| Directions |
Can you retype every record below exactly as written?

| Dataset records |

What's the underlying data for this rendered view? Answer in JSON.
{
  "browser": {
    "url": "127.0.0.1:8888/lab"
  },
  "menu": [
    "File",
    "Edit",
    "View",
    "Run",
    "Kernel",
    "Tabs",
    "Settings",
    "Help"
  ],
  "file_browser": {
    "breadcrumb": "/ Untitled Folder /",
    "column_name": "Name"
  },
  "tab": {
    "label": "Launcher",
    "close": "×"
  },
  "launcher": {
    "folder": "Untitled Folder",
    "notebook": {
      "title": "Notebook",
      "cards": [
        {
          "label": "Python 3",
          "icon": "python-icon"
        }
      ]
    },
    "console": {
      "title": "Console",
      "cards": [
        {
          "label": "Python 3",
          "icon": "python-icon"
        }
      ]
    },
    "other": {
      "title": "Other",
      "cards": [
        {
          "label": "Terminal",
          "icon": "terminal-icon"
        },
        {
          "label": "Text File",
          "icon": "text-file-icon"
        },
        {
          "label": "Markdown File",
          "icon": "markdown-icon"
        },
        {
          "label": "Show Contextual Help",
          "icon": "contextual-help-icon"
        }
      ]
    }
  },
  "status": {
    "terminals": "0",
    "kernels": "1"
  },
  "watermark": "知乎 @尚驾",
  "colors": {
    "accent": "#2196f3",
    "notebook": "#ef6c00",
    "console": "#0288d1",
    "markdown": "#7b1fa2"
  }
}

| Expected answer |
What's the underlying data for this rendered view? Answer in JSON.
{
  "browser": {
    "url": "127.0.0.1:8888/lab"
  },
  "menu": [
    "File",
    "Edit",
    "View",
    "Run",
    "Kernel",
    "Tabs",
    "Settings",
    "Help"
  ],
  "file_browser": {
    "breadcrumb": "/ Untitled Folder /",
    "column_name": "Name"
  },
  "tab": {
    "label": "Launcher",
    "close": "×"
  },
  "launcher": {
    "folder": "Untitled Folder",
    "notebook": {
      "title": "Notebook",
      "cards": [
        {
          "label": "Python 3",
          "icon": "python-icon"
        }
      ]
    },
    "console": {
      "title": "Console",
      "cards": [
        {
          "label": "Python 3",
          "icon": "python-icon"
        }
      ]
    },
    "other": {
      "title": "Other",
      "cards": [
        {
          "label": "Terminal",
          "icon": "terminal-icon"
        },
        {
          "label": "Text File",
          "icon": "text-file-icon"
        },
        {
          "label": "Markdown File",
          "icon": "markdown-icon"
        },
        {
          "label": "Show Contextual Help",
          "icon": "contextual-help-icon"
        }
      ]
    }
  },
  "status": {
    "terminals": "0",
    "kernels": "1"
  },
  "watermark": "知乎 @尚驾",
  "colors": {
    "accent": "#2196f3",
    "notebook": "#ef6c00",
    "console": "#0288d1",
    "markdown": "#7b1fa2"
  }
}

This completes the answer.